* [What to produce]: Reprint every entry, character for character.

↓↓↓

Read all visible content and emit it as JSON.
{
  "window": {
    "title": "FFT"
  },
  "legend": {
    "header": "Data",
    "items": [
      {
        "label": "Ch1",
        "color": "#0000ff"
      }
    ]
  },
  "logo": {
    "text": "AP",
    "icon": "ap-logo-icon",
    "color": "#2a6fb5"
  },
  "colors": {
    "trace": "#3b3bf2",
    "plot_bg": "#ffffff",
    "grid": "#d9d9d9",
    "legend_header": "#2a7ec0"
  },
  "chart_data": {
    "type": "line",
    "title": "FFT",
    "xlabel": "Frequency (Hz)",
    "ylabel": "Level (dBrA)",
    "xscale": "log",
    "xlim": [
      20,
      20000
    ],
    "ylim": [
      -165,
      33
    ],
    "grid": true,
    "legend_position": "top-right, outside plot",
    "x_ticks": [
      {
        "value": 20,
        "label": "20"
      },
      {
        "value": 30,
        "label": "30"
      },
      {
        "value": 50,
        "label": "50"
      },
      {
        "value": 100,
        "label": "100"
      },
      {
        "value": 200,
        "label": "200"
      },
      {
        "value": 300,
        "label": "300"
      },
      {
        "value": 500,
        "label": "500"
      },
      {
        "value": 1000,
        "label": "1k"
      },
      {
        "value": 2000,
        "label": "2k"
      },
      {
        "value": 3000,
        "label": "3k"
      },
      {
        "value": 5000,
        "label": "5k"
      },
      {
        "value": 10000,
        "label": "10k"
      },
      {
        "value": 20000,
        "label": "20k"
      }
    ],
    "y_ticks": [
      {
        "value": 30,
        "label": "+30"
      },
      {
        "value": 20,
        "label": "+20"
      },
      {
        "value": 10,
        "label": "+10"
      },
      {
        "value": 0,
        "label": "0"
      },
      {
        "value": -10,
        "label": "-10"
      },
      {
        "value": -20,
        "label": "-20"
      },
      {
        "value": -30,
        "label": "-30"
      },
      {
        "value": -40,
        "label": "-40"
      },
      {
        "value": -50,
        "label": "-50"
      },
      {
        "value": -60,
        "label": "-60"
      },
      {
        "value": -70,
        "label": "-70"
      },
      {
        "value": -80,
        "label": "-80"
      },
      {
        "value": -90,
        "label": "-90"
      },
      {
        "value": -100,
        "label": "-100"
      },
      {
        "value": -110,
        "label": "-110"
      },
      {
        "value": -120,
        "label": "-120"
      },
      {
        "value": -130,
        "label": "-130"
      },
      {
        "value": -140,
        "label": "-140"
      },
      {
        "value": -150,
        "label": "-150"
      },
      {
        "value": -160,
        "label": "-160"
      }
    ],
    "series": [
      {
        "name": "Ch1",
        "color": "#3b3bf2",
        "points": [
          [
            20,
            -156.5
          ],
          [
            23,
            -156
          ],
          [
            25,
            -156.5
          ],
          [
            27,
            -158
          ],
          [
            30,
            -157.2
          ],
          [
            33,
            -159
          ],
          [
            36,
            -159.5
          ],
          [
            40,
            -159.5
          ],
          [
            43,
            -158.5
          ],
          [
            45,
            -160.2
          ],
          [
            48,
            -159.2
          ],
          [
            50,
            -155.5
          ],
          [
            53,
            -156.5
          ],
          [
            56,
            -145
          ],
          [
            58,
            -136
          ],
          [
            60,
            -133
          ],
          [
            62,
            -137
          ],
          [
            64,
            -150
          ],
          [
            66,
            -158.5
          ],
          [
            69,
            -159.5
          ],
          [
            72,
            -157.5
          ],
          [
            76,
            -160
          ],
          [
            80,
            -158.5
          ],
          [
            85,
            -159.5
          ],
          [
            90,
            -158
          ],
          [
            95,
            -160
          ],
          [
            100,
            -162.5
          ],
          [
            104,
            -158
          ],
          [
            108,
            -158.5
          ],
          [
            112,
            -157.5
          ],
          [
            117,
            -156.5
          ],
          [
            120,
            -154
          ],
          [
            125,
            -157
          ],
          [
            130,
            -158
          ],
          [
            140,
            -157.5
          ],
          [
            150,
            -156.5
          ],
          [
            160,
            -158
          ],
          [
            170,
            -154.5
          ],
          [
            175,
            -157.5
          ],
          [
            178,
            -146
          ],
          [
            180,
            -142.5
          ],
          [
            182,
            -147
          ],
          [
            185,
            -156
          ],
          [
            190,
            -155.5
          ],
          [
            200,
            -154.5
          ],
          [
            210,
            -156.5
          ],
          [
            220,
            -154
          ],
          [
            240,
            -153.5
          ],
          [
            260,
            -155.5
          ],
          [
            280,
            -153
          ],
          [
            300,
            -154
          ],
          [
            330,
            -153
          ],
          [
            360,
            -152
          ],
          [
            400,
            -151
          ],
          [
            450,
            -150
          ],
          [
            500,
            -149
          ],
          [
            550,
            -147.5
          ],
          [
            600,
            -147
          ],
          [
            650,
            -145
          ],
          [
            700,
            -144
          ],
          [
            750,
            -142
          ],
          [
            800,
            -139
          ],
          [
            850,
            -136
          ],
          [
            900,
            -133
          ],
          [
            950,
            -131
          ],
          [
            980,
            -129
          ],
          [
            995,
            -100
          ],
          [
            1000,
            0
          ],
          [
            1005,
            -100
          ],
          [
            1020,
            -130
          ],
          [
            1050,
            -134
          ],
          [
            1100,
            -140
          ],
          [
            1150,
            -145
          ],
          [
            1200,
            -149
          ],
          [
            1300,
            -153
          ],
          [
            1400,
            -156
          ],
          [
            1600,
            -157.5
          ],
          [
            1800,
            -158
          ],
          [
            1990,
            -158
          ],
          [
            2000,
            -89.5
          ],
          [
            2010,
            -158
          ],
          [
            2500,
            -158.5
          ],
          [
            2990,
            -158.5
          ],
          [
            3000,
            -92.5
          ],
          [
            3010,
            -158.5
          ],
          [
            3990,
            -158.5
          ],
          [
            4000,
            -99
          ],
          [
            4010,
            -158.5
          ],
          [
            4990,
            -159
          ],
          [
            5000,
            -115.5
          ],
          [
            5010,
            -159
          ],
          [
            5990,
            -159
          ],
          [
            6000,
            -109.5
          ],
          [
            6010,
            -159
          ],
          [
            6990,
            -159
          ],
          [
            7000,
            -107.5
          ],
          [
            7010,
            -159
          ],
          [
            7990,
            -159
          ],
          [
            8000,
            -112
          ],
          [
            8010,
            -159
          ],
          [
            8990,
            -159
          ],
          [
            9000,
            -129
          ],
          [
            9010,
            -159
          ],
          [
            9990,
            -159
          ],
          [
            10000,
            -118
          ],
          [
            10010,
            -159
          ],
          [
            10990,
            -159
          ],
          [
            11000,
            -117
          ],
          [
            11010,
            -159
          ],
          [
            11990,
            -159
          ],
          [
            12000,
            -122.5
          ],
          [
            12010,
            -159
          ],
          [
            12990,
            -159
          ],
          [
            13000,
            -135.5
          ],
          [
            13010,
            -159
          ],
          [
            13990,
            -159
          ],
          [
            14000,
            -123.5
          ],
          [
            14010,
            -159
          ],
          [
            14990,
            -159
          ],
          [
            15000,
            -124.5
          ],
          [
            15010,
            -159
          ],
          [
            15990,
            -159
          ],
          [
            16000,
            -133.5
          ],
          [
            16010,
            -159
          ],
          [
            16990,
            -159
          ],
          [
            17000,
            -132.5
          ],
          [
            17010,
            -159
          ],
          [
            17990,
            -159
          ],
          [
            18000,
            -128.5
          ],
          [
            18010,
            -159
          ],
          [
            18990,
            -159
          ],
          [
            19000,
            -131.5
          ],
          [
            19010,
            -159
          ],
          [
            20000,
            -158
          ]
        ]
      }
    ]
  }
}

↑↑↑

* [Written response]:
Read all visible content and emit it as JSON.
{
  "window": {
    "title": "FFT"
  },
  "legend": {
    "header": "Data",
    "items": [
      {
        "label": "Ch1",
        "color": "#0000ff"
      }
    ]
  },
  "logo": {
    "text": "AP",
    "icon": "ap-logo-icon",
    "color": "#2a6fb5"
  },
  "colors": {
    "trace": "#3b3bf2",
    "plot_bg": "#ffffff",
    "grid": "#d9d9d9",
    "legend_header": "#2a7ec0"
  },
  "chart_data": {
    "type": "line",
    "title": "FFT",
    "xlabel": "Frequency (Hz)",
    "ylabel": "Level (dBrA)",
    "xscale": "log",
    "xlim": [
      20,
      20000
    ],
    "ylim": [
      -165,
      33
    ],
    "grid": true,
    "legend_position": "top-right, outside plot",
    "x_ticks": [
      {
        "value": 20,
        "label": "20"
      },
      {
        "value": 30,
        "label": "30"
      },
      {
        "value": 50,
        "label": "50"
      },
      {
        "value": 100,
        "label": "100"
      },
      {
        "value": 200,
        "label": "200"
      },
      {
        "value": 300,
        "label": "300"
      },
      {
        "value": 500,
        "label": "500"
      },
      {
        "value": 1000,
        "label": "1k"
      },
      {
        "value": 2000,
        "label": "2k"
      },
      {
        "value": 3000,
        "label": "3k"
      },
      {
        "value": 5000,
        "label": "5k"
      },
      {
        "value": 10000,
        "label": "10k"
      },
      {
        "value": 20000,
        "label": "20k"
      }
    ],
    "y_ticks": [
      {
        "value": 30,
        "label": "+30"
      },
      {
        "value": 20,
        "label": "+20"
      },
      {
        "value": 10,
        "label": "+10"
      },
      {
        "value": 0,
        "label": "0"
      },
      {
        "value": -10,
        "label": "-10"
      },
      {
        "value": -20,
        "label": "-20"
      },
      {
        "value": -30,
        "label": "-30"
      },
      {
        "value": -40,
        "label": "-40"
      },
      {
        "value": -50,
        "label": "-50"
      },
      {
        "value": -60,
        "label": "-60"
      },
      {
        "value": -70,
        "label": "-70"
      },
      {
        "value": -80,
        "label": "-80"
      },
      {
        "value": -90,
        "label": "-90"
      },
      {
        "value": -100,
        "label": "-100"
      },
      {
        "value": -110,
        "label": "-110"
      },
      {
        "value": -120,
        "label": "-120"
      },
      {
        "value": -130,
        "label": "-130"
      },
      {
        "value": -140,
        "label": "-140"
      },
      {
        "value": -150,
        "label": "-150"
      },
      {
        "value": -160,
        "label": "-160"
      }
    ],
    "series": [
      {
        "name": "Ch1",
        "color": "#3b3bf2",
        "points": [
          [
            20,
            -156.5
          ],
          [
            23,
            -156
          ],
          [
            25,
            -156.5
          ],
          [
            27,
            -158
          ],
          [
            30,
            -157.2
          ],
          [
            33,
            -159
          ],
          [
            36,
            -159.5
          ],
          [
            40,
            -159.5
          ],
          [
            43,
            -158.5
          ],
          [
            45,
            -160.2
          ],
          [
            48,
            -159.2
          ],
          [
            50,
            -155.5
          ],
          [
            53,
            -156.5
          ],
          [
            56,
            -145
          ],
          [
            58,
            -136
          ],
          [
            60,
            -133
          ],
          [
            62,
            -137
          ],
          [
            64,
            -150
          ],
          [
            66,
            -158.5
          ],
          [
            69,
            -159.5
          ],
          [
            72,
            -157.5
          ],
          [
            76,
            -160
          ],
          [
            80,
            -158.5
          ],
          [
            85,
            -159.5
          ],
          [
            90,
            -158
          ],
          [
            95,
            -160
          ],
          [
            100,
            -162.5
          ],
          [
            104,
            -158
          ],
          [
            108,
            -158.5
          ],
          [
            112,
            -157.5
          ],
          [
            117,
            -156.5
          ],
          [
            120,
            -154
          ],
          [
            125,
            -157
          ],
          [
            130,
            -158
          ],
          [
            140,
            -157.5
          ],
          [
            150,
            -156.5
          ],
          [
            160,
            -158
          ],
          [
            170,
            -154.5
          ],
          [
            175,
            -157.5
          ],
          [
            178,
            -146
          ],
          [
            180,
            -142.5
          ],
          [
            182,
            -147
          ],
          [
            185,
            -156
          ],
          [
            190,
            -155.5
          ],
          [
            200,
            -154.5
          ],
          [
            210,
            -156.5
          ],
          [
            220,
            -154
          ],
          [
            240,
            -153.5
          ],
          [
            260,
            -155.5
          ],
          [
            280,
            -153
          ],
          [
            300,
            -154
          ],
          [
            330,
            -153
          ],
          [
            360,
            -152
          ],
          [
            400,
            -151
          ],
          [
            450,
            -150
          ],
          [
            500,
            -149
          ],
          [
            550,
            -147.5
          ],
          [
            600,
            -147
          ],
          [
            650,
            -145
          ],
          [
            700,
            -144
          ],
          [
            750,
            -142
          ],
          [
            800,
            -139
          ],
          [
            850,
            -136
          ],
          [
            900,
            -133
          ],
          [
            950,
            -131
          ],
          [
            980,
            -129
          ],
          [
            995,
            -100
          ],
          [
            1000,
            0
          ],
          [
            1005,
            -100
          ],
          [
            1020,
            -130
          ],
          [
            1050,
            -134
          ],
          [
            1100,
            -140
          ],
          [
            1150,
            -145
          ],
          [
            1200,
            -149
          ],
          [
            1300,
            -153
          ],
          [
            1400,
            -156
          ],
          [
            1600,
            -157.5
          ],
          [
            1800,
            -158
          ],
          [
            1990,
            -158
          ],
          [
            2000,
            -89.5
          ],
          [
            2010,
            -158
          ],
          [
            2500,
            -158.5
          ],
          [
            2990,
            -158.5
          ],
          [
            3000,
            -92.5
          ],
          [
            3010,
            -158.5
          ],
          [
            3990,
            -158.5
          ],
          [
            4000,
            -99
          ],
          [
            4010,
            -158.5
          ],
          [
            4990,
            -159
          ],
          [
            5000,
            -115.5
          ],
          [
            5010,
            -159
          ],
          [
            5990,
            -159
          ],
          [
            6000,
            -109.5
          ],
          [
            6010,
            -159
          ],
          [
            6990,
            -159
          ],
          [
            7000,
            -107.5
          ],
          [
            7010,
            -159
          ],
          [
            7990,
            -159
          ],
          [
            8000,
            -112
          ],
          [
            8010,
            -159
          ],
          [
            8990,
            -159
          ],
          [
            9000,
            -129
          ],
          [
            9010,
            -159
          ],
          [
            9990,
            -159
          ],
          [
            10000,
            -118
          ],
          [
            10010,
            -159
          ],
          [
            10990,
            -159
          ],
          [
            11000,
            -117
          ],
          [
            11010,
            -159
          ],
          [
            11990,
            -159
          ],
          [
            12000,
            -122.5
          ],
          [
            12010,
            -159
          ],
          [
            12990,
            -159
          ],
          [
            13000,
            -135.5
          ],
          [
            13010,
            -159
          ],
          [
            13990,
            -159
          ],
          [
            14000,
            -123.5
          ],
          [
            14010,
            -159
          ],
          [
            14990,
            -159
          ],
          [
            15000,
            -124.5
          ],
          [
            15010,
            -159
          ],
          [
            15990,
            -159
          ],
          [
            16000,
            -133.5
          ],
          [
            16010,
            -159
          ],
          [
            16990,
            -159
          ],
          [
            17000,
            -132.5
          ],
          [
            17010,
            -159
          ],
          [
            17990,
            -159
          ],
          [
            18000,
            -128.5
          ],
          [
            18010,
            -159
          ],
          [
            18990,
            -159
          ],
          [
            19000,
            -131.5
          ],
          [
            19010,
            -159
          ],
          [
            20000,
            -158
          ]
        ]
      }
    ]
  }
}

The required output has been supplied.